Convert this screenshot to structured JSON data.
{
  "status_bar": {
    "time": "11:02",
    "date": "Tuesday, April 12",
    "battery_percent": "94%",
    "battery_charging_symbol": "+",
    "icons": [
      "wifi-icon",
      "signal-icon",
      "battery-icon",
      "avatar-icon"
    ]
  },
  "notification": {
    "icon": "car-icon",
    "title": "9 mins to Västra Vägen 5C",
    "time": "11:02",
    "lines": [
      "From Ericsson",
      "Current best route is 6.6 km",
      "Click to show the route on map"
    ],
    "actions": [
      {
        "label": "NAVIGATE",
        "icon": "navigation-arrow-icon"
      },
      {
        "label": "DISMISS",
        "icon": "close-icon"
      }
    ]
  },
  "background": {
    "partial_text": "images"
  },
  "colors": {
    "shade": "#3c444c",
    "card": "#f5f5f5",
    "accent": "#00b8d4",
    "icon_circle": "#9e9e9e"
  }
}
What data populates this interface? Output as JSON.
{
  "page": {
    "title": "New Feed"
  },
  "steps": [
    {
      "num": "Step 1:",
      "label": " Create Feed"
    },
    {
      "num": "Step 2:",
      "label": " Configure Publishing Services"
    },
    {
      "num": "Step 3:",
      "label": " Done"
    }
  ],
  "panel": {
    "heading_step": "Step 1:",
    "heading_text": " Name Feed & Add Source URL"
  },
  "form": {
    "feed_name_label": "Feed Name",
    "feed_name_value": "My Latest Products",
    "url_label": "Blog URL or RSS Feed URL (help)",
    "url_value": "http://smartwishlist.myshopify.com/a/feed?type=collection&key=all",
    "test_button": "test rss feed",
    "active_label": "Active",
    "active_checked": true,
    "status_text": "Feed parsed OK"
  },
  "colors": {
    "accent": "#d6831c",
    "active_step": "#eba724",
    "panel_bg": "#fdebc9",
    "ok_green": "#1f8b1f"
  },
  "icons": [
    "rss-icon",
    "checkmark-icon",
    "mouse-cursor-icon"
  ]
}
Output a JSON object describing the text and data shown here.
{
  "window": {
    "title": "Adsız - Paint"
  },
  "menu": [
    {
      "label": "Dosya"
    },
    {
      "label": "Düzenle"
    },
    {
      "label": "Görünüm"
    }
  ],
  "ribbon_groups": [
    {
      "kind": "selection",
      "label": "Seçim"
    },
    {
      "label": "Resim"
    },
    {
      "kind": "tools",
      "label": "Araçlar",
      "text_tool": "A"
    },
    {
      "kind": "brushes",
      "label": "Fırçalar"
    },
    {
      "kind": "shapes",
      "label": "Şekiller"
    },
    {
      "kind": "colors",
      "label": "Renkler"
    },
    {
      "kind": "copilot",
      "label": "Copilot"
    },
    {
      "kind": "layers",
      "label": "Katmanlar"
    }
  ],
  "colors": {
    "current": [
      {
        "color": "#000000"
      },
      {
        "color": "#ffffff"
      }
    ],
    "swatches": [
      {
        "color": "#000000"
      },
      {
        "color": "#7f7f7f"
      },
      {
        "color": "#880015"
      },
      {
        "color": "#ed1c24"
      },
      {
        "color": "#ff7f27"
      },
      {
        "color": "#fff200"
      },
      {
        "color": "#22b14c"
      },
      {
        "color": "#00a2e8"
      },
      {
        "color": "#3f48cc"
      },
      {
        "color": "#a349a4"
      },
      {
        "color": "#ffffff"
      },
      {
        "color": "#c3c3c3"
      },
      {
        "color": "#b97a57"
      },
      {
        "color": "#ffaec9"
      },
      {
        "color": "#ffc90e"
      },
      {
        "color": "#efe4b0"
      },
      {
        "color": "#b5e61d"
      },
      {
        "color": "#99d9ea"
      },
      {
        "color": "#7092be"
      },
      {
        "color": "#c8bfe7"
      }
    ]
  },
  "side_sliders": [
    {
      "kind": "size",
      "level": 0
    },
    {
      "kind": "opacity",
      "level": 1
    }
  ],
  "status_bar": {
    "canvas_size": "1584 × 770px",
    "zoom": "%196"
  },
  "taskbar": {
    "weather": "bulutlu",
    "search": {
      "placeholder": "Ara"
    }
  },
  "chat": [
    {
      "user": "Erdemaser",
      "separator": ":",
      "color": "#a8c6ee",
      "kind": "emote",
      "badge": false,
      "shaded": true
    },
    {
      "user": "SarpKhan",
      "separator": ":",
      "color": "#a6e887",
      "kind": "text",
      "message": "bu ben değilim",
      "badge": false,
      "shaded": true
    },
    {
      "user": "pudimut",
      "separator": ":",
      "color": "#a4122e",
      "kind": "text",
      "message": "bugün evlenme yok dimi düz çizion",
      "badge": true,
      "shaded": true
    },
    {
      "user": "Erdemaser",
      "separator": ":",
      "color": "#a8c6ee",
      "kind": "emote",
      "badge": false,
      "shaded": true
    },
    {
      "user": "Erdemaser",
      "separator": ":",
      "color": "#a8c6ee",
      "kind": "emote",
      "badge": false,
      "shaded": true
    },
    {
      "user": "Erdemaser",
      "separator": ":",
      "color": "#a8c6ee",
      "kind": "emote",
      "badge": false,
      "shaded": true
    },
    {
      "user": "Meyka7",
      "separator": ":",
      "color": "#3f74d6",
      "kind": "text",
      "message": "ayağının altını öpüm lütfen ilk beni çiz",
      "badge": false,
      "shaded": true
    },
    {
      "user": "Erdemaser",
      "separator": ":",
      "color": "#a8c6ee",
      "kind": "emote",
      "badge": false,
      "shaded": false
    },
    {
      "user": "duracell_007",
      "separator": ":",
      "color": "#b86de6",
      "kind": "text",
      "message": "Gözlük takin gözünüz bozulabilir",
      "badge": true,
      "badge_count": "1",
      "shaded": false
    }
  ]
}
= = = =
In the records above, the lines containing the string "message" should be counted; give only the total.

Response to the task:
4